**Exercise details:** For each line below that holds the string "Escala", add one to a tally; report that tally alone.
+ + + +
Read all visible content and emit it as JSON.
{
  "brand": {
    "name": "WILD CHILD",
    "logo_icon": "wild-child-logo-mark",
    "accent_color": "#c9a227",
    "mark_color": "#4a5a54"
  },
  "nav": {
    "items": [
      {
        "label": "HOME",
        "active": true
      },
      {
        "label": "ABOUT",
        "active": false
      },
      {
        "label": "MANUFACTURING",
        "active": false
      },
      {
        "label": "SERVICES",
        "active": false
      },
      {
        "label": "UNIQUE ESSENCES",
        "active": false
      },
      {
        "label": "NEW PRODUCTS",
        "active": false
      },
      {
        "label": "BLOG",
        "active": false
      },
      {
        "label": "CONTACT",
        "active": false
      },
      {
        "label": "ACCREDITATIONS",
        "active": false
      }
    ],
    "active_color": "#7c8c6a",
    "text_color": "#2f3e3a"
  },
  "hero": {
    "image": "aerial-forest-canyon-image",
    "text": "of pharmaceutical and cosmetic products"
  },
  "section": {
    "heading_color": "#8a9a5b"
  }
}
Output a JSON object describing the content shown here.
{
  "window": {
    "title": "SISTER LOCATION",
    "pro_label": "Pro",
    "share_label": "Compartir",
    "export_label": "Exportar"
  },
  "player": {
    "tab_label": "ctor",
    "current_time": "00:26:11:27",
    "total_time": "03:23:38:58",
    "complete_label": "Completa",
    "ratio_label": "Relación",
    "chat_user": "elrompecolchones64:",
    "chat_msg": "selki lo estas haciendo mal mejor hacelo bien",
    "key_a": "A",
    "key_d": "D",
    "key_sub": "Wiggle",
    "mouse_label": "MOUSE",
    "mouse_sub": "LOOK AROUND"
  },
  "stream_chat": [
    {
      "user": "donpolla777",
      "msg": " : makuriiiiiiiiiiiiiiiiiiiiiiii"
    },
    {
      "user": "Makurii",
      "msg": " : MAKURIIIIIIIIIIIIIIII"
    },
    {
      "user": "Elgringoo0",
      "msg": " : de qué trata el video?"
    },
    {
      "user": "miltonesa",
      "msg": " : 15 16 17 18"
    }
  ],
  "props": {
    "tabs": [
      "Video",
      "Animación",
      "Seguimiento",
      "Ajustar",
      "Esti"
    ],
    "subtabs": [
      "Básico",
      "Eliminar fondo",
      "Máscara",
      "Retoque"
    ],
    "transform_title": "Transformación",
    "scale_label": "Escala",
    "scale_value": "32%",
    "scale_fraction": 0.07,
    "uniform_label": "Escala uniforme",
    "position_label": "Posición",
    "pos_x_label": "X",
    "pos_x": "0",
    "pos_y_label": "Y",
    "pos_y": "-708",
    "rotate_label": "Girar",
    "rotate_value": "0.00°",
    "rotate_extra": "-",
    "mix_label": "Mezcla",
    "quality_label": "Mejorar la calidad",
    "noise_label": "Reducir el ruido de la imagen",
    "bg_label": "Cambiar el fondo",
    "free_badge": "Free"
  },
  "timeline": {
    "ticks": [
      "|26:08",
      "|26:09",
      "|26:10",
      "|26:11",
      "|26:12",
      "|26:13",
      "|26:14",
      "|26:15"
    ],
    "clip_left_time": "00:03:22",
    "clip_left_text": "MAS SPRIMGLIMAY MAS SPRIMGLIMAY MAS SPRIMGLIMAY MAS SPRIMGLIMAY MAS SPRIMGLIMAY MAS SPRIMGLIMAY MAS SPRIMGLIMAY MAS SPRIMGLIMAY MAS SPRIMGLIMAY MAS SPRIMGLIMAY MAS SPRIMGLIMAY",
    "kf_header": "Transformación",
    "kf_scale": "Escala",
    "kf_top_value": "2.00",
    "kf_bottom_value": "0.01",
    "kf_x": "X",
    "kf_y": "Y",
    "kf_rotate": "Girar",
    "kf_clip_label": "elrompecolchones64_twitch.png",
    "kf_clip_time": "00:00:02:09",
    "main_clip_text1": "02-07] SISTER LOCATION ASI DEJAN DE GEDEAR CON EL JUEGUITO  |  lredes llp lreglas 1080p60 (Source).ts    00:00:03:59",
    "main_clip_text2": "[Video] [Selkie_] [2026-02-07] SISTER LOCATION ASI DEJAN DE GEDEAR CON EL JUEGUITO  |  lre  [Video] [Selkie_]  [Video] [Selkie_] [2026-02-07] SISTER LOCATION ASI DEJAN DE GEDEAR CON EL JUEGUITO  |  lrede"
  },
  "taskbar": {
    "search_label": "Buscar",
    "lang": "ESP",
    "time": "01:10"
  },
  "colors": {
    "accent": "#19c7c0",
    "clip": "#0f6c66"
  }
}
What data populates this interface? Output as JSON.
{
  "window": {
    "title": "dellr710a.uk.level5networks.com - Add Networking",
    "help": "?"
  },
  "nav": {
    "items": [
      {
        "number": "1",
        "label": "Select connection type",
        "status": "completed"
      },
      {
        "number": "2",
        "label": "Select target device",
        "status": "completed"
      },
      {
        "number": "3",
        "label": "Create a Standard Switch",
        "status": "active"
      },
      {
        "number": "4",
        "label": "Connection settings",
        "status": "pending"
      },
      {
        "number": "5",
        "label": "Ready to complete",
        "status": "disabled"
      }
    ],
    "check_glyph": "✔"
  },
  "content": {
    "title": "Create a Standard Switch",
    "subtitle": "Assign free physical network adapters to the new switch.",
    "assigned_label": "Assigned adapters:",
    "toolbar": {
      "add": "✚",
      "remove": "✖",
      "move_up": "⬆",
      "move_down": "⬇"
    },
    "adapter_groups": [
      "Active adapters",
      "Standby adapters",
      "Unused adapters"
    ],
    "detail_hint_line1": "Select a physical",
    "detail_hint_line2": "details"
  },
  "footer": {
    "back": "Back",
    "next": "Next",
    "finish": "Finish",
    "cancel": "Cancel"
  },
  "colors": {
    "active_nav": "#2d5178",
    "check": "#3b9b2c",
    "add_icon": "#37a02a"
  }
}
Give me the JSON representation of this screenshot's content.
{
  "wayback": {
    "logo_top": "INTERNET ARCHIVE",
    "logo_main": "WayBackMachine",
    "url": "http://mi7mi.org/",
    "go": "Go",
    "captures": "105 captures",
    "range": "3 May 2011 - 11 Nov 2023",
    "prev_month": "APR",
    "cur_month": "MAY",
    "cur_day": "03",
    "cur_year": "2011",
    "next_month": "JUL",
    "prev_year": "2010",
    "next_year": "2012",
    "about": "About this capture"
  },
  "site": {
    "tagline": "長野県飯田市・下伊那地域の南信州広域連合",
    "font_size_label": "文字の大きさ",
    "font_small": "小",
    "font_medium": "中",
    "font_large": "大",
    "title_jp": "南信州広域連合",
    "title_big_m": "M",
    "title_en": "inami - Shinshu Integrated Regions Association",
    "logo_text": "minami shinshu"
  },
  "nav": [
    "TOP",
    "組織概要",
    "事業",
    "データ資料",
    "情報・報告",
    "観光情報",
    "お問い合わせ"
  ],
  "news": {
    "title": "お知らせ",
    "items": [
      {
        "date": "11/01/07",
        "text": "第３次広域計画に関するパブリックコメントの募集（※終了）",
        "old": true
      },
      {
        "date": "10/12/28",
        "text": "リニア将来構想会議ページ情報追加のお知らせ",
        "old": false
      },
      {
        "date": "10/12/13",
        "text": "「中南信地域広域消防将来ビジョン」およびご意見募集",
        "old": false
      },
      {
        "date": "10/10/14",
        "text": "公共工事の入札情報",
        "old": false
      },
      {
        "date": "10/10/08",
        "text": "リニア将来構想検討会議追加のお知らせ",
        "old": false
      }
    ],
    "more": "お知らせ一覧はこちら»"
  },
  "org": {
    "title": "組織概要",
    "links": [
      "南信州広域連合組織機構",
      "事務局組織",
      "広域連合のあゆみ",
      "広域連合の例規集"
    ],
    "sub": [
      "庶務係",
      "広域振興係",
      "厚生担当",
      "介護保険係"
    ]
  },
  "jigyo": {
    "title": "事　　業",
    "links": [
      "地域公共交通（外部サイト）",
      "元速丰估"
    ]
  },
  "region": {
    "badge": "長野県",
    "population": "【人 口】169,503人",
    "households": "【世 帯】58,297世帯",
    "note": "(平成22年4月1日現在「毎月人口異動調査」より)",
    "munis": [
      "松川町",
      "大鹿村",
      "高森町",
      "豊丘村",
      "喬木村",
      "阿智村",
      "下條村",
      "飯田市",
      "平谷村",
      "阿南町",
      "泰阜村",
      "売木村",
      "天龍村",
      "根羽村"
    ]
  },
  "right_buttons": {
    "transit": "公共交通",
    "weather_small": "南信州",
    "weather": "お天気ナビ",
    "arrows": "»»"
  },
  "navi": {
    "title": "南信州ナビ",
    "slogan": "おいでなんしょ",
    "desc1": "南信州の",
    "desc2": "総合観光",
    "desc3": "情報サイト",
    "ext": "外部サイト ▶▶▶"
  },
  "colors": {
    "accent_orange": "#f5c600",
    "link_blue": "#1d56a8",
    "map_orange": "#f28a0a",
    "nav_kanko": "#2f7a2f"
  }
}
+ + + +
**Written reply:** 3